Boeing announced on Monday it had selected Bombardier's Challenger 605 business jet as the platform for its Maritime Surveillance Aircraft (MSA) programme, which would be used for anti-piracy missions, coastal and border security, and long-range search and rescue.
The company said it was talking to many countries about the 150 aircraft, planned to be operational in 2015.
"The maritime surveillance aircraft brings to the marketplace a high-performance, cost-effective, maritime surveillance solution that's based upon the P-8 technology," Timothy Peters, Boeing's vice president of mobility, surveillance and engagement, said on Monday at the Dubai Airshow.
“The 605 brings a very unique capability of speed, payload and endurance in this particular mission.
“It allows countries, air forces and navies to get out long-range, and to look for enemy activity, smuggling, people fishing in waters they’re not supposed to fish in, and if there are border violations.
“It really gives you a multi-sensor capability to operate a lot of different missions. It lets you get out to a particular area, a long way out, fast, and put eyes on the target.”
The Challenger 604 jet is being modified by Field Aviation into an MSA demonstrator aircraft and flight testing is expected to begin in the next year.
“The unique aspect of the aircraft is its capability in terms of speed to station, because it is a nimble, quick jet aircraft as opposed to some of the others,” said Daniel Magarian, Field Aviation’s chairman.
“So you have about a nine-hour range – one hour out to station, seven hours on station and one hour back.

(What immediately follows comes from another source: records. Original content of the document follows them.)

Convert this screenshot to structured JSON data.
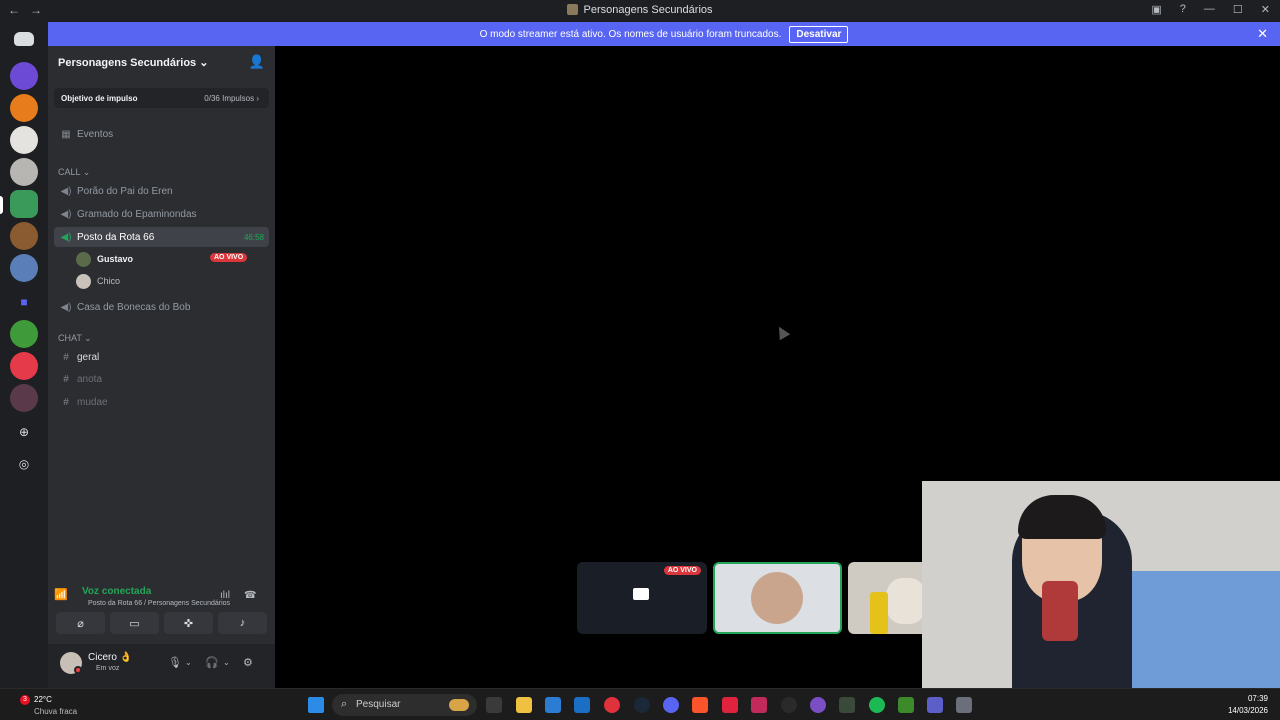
{
  "window": {
    "title": "Personagens Secundários"
  },
  "banner": {
    "text": "O modo streamer está ativo. Os nomes de usuário foram truncados.",
    "button": "Desativar"
  },
  "server": {
    "name": "Personagens Secundários",
    "boost_label": "Objetivo de impulso",
    "boost_count": "0/36 Impulsos",
    "events": "Eventos",
    "categories": {
      "call": "CALL",
      "chat": "CHAT"
    },
    "voice_channels": [
      {
        "name": "Porão do Pai do Eren"
      },
      {
        "name": "Gramado do Epaminondas"
      },
      {
        "name": "Posto da Rota 66",
        "timer": "46:58"
      },
      {
        "name": "Casa de Bonecas do Bob"
      }
    ],
    "voice_users": [
      {
        "name": "Gustavo",
        "badge": "AO VIVO"
      },
      {
        "name": "Chico"
      }
    ],
    "text_channels": [
      {
        "name": "geral"
      },
      {
        "name": "anota"
      },
      {
        "name": "mudae"
      }
    ]
  },
  "voice_connection": {
    "status": "Voz conectada",
    "location": "Posto da Rota 66 / Personagens Secundários"
  },
  "user_panel": {
    "name": "Cicero 👌",
    "status": "Em voz"
  },
  "stream_tiles": {
    "live_badge": "AO VIVO"
  },
  "taskbar": {
    "temperature": "22°C",
    "weather": "Chuva fraca",
    "weather_badge": "3",
    "search_placeholder": "Pesquisar",
    "time": "07:39",
    "date": "14/03/2026"
  },
  "colors": {
    "accent": "#5865f2",
    "online": "#23a559",
    "live": "#da373c"
  }
}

“The crew comfort, safety, capability and management of your mission are important things and it can be used for anti-piracy, any type of surveillance, from maritime patrol to illegal fishing and protecting your natural resources.”
Mr Peters said the Arabian Gulf held a significant position in the marketplace.
"We think there's a US$10 billion [Dh36.7bn] market for it worldwide over the next 10 years and the Gulf would represent a sizeable portion. There are 150 aircraft in the marketplace and we're talking with a number of different customers in this region and globally."
The aircraft could also be armed.
“In terms of capability, it can be armed so we’re looking with Boeing to see if that’s something we want to do together so it’s a possibility,” said Eric Martel, president of customer services and specialised and amphibious aircraft.
Boeing Defence, Space and Security is one of the world’s largest businesses specialising in innovative and capabilities-driven customer solutions, and the world’s largest maker of military aircraft.